Start of Block

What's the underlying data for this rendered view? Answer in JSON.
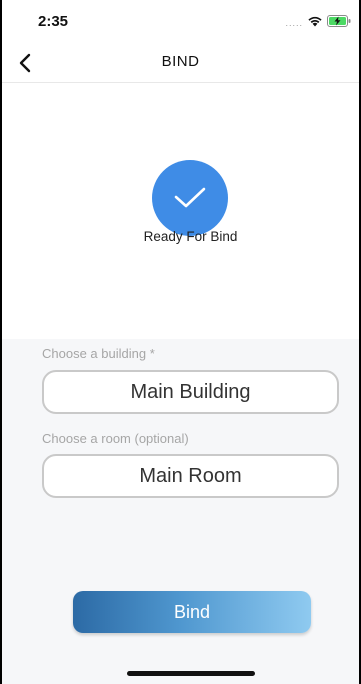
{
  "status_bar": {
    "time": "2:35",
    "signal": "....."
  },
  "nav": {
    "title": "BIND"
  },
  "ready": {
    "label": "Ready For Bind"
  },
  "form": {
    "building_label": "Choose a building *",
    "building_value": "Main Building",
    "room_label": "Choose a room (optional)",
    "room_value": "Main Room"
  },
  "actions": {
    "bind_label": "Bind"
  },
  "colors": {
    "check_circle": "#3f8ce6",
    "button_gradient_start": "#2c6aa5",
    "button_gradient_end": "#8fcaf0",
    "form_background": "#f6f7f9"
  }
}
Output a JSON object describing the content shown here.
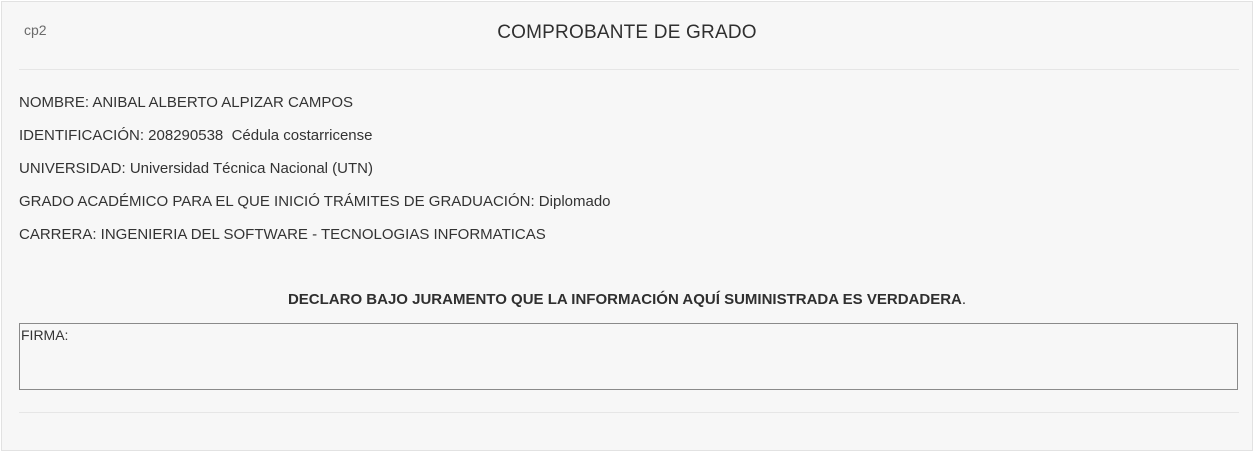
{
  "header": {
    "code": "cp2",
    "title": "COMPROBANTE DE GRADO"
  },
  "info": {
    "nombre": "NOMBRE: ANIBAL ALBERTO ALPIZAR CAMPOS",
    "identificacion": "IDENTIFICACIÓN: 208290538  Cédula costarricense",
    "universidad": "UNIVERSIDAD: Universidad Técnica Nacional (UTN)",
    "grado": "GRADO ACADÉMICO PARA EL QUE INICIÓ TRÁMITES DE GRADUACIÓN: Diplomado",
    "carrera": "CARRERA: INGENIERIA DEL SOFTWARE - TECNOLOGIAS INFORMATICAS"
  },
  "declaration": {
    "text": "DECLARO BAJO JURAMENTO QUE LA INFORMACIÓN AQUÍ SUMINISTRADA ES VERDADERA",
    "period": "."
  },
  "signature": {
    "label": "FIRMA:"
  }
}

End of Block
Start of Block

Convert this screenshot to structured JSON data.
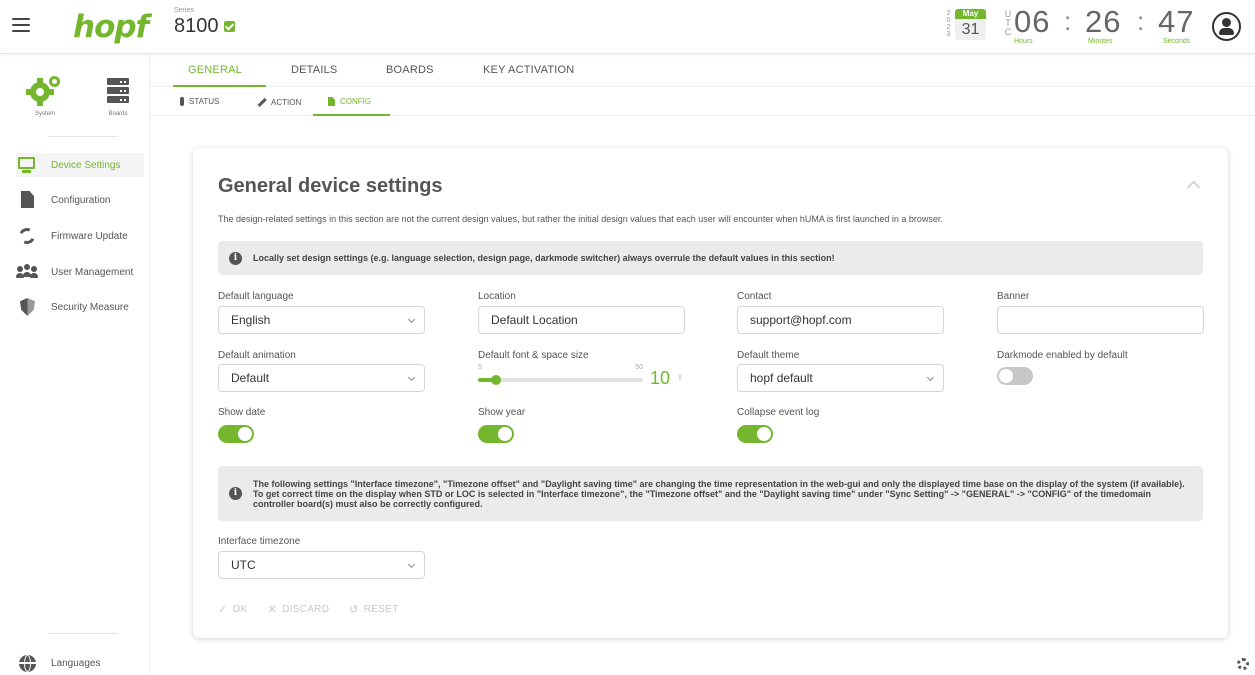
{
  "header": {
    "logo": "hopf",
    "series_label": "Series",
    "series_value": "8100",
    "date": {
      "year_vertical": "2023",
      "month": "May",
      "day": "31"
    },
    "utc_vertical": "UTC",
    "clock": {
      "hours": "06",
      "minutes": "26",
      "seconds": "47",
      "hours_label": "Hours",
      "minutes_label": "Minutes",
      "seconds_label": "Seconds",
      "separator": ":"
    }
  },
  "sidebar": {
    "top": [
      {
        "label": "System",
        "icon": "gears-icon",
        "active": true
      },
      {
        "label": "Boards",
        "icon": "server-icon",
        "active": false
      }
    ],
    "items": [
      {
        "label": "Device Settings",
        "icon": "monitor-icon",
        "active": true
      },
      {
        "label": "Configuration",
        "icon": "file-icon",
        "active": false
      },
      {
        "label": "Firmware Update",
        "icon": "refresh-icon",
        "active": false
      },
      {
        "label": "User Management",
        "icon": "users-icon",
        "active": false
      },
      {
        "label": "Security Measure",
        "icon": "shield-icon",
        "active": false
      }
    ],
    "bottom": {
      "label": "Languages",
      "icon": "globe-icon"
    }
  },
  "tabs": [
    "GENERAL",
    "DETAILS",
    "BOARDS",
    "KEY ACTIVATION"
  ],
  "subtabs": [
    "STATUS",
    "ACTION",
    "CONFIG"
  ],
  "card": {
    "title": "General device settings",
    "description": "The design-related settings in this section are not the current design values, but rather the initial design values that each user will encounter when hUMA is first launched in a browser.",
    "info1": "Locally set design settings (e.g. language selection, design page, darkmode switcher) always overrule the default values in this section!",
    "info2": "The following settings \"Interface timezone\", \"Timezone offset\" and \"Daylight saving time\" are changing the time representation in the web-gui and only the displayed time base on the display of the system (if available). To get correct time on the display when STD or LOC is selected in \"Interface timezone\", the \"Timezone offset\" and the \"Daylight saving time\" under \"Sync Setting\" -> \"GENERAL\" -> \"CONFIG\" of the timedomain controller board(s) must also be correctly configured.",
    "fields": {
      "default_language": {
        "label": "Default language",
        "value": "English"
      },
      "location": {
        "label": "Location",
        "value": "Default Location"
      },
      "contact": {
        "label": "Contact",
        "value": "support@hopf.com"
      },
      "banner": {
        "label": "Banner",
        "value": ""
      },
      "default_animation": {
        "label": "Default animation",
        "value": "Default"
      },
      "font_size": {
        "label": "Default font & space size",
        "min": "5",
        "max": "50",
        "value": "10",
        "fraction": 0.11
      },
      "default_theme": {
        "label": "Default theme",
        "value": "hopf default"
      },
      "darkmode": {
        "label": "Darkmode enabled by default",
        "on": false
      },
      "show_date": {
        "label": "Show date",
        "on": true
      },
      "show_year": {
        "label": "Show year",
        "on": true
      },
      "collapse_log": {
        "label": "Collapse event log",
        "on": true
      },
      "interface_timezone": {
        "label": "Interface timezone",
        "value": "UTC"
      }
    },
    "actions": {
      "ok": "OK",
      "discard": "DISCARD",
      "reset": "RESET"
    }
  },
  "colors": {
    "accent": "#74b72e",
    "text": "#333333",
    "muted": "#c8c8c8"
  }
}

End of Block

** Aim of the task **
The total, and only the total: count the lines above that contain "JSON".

** The completed task **
3